The first that I met was the Chief Temple Guardian. I devoted myself to getting to know him, without relying on the superiority that we naturally have over them through our enlightenment, our sciences, and our arts. I was charmed to behold a man who, better than any other, could give me the instruction I wished for about their religion, their temple, which I saw from the first days of my arrival, and the eternal fire that was maintained there. What also gave me great pleasure was that he knew the common language; I had through this means much greater capacity. I offered him much friendship and with him I behaved in a way that was so well mannered, so frank, and so liberal, conforming altogether into their manners of civility, that I was fully assured of his trust. I made myself a true friend, and as I found in him all of the candor, spirit, and prudence that I could  have wanted, I sincerely accorded him my friendship. It was through his own enterprise that I came to know the Great Sun, or Sovereign of the Nation, and his brother the Tattooed Serpent who was the chief warrior. This way, in little time, I attracted great attention among the Natchez. I easily learned the language of the people and I did not delay to learn a little of that of the Nobles, which I learned through the frequency with which I encountered certain ones and through putting what I already knew into use.

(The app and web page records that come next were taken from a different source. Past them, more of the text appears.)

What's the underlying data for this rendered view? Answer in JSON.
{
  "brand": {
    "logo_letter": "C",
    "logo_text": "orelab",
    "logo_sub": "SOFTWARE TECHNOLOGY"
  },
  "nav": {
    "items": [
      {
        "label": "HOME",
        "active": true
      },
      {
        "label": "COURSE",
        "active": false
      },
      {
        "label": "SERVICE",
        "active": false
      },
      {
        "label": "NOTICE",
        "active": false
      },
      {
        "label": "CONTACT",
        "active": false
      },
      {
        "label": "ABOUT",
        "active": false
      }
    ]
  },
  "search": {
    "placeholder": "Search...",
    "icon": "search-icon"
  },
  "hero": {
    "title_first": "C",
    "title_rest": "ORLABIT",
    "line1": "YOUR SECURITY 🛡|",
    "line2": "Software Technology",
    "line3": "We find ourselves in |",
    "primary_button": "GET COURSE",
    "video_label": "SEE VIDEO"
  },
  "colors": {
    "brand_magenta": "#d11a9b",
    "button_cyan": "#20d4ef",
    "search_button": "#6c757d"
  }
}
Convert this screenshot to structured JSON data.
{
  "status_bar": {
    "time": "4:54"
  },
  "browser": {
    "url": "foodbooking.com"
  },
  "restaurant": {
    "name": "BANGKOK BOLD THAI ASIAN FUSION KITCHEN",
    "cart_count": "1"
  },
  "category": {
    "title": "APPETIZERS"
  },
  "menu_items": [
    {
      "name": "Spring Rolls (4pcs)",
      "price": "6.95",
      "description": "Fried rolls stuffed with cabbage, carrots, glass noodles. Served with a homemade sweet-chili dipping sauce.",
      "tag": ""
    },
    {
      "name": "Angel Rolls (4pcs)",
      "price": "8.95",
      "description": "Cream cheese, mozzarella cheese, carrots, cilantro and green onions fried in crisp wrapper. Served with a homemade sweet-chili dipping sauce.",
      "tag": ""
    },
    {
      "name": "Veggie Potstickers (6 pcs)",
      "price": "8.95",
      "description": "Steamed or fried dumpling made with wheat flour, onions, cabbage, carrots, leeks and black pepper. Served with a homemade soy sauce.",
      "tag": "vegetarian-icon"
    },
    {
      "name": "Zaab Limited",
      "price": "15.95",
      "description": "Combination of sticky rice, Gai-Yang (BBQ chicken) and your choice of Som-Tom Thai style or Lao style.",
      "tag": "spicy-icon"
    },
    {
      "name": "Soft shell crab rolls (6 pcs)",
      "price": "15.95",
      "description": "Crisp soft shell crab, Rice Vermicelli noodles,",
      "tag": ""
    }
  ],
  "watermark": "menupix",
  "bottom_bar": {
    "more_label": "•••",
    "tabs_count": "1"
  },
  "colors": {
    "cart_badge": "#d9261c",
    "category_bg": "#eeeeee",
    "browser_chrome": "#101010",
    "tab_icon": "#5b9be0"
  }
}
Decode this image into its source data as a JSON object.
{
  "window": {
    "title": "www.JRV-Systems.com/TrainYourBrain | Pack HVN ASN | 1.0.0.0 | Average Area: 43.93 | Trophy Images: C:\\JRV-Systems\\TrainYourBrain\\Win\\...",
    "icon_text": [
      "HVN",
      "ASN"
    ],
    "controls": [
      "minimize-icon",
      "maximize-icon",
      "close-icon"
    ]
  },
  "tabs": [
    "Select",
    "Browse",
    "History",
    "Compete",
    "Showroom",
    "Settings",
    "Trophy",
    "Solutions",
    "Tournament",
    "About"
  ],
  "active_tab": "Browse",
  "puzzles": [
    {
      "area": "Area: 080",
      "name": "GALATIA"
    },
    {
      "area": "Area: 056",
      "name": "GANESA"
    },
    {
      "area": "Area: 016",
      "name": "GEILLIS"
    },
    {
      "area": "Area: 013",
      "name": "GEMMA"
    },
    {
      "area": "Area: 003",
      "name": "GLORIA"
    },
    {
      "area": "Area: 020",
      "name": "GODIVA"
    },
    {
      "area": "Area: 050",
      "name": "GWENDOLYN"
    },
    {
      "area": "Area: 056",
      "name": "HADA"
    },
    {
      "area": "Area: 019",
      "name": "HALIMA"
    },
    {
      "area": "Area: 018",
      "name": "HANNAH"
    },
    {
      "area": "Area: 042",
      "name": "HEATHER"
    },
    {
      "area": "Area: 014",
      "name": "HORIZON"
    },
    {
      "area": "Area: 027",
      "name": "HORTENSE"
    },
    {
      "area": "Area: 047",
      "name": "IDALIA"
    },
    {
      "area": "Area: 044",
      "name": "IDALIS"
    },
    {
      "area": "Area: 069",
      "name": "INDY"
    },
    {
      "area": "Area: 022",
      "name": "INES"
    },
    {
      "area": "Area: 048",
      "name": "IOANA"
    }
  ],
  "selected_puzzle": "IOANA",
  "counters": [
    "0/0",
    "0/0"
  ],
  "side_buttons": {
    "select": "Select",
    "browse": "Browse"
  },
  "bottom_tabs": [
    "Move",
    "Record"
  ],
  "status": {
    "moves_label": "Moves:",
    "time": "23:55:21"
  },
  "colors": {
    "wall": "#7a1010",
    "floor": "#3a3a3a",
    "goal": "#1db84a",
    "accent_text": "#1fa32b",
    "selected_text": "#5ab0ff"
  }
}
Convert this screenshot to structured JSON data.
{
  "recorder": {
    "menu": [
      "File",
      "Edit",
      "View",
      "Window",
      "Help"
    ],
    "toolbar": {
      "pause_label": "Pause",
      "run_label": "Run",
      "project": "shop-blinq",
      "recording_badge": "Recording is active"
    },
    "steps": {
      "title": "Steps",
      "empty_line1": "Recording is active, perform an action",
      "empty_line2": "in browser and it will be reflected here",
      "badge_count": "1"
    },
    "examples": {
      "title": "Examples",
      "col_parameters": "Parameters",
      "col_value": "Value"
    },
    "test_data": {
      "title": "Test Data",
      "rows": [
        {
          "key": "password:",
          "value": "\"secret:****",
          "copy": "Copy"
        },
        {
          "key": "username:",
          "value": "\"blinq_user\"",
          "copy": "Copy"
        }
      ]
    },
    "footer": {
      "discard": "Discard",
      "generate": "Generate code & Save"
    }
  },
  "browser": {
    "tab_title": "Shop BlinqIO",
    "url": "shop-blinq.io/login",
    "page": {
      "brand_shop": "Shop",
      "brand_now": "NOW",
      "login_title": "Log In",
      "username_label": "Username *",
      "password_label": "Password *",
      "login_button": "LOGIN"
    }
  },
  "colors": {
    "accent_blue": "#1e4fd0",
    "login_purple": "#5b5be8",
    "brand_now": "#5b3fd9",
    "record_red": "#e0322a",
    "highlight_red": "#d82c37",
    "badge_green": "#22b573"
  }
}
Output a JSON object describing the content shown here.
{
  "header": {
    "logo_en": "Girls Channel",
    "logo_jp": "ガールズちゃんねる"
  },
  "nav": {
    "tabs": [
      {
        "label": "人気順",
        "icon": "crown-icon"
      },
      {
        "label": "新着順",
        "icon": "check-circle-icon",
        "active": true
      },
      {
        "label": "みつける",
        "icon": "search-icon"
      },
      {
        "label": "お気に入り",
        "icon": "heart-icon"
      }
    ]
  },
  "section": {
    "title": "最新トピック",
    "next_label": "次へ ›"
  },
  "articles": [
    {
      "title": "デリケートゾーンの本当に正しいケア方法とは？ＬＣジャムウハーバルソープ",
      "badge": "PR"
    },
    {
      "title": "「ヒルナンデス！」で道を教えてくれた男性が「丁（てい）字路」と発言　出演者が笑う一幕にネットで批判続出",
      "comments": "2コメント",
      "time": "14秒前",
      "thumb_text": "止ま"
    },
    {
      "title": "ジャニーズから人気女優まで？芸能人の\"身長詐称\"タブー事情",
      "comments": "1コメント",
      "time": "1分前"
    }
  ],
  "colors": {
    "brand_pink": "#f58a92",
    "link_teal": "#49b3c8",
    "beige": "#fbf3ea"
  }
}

I will refrain from giving here a dictionary of the Natchez language. This would be a very useless thing, since this nation, or, better said, the few who have remained, have mixed into the Chickasaw tribe, among whom they later took refuge. As for the trade jargon [Mobilian], it is better learned through practice than through the learning of rules. In any case, this language is not so necessary now as during the time in which I lived in this area, for we are no longer such close neighbors nor such close relations to the Naturals.
Therefore, I will say only that the language of the Natchez is easily pronounced and expressive in its terms; they often speak figuratively like the Orientals . The Natchez in particular do this more than the other peoples of Louisiana. They have two languages, that of the Nobles and that of the people; both are very rich. I will give two or three examples of these two languages. The thing signified is the same in both languages although the words of each havent any resemblance to each other. When I address a man of the people, I say to him, aquenan, which means "listen;" if, on the contrary, I want to speak to a Sun or a noble, I say to him magani, "listen." And if a man of the people has arrived at my place I would say tachté-cabanacté meaning "there you are" or "Im pleased to see you", which is like our greeting. To a Sun, I say the same thing by the word apapegouya-iche. Then, according to their custom, I say to a man of the people, petchi, meaning "sit down", but if its a Sun, I say to him caham, which also signifies "sit down". These words must suffice to show the difference between the two languages since these language differences exist only to distinguish the Suns and Nobles from the common people.
Women speak the same language  as the men, but they use softening affectations in their way of pronouncing, unlike the men who speak more seriously. This pronunciation is so affected that even the women make fun of those who speak as they do. This is a fault that the French dont pick up except through greater exposure to women than to men. I didnt learn this difference except in spending time with the nobles, who pointed it out to me. The Great Sun even said one day at the last meeting we had: "Learn, then, to speak to the men; you speak the same language as the women". From this strong comment I set myself to understand what he could have been saying and to hear it for myself. From then on I no longer thought of anything but composing questions to the Temple Guardian about their religion, their habits, their origin, and on all subjects that piqued my curiosity.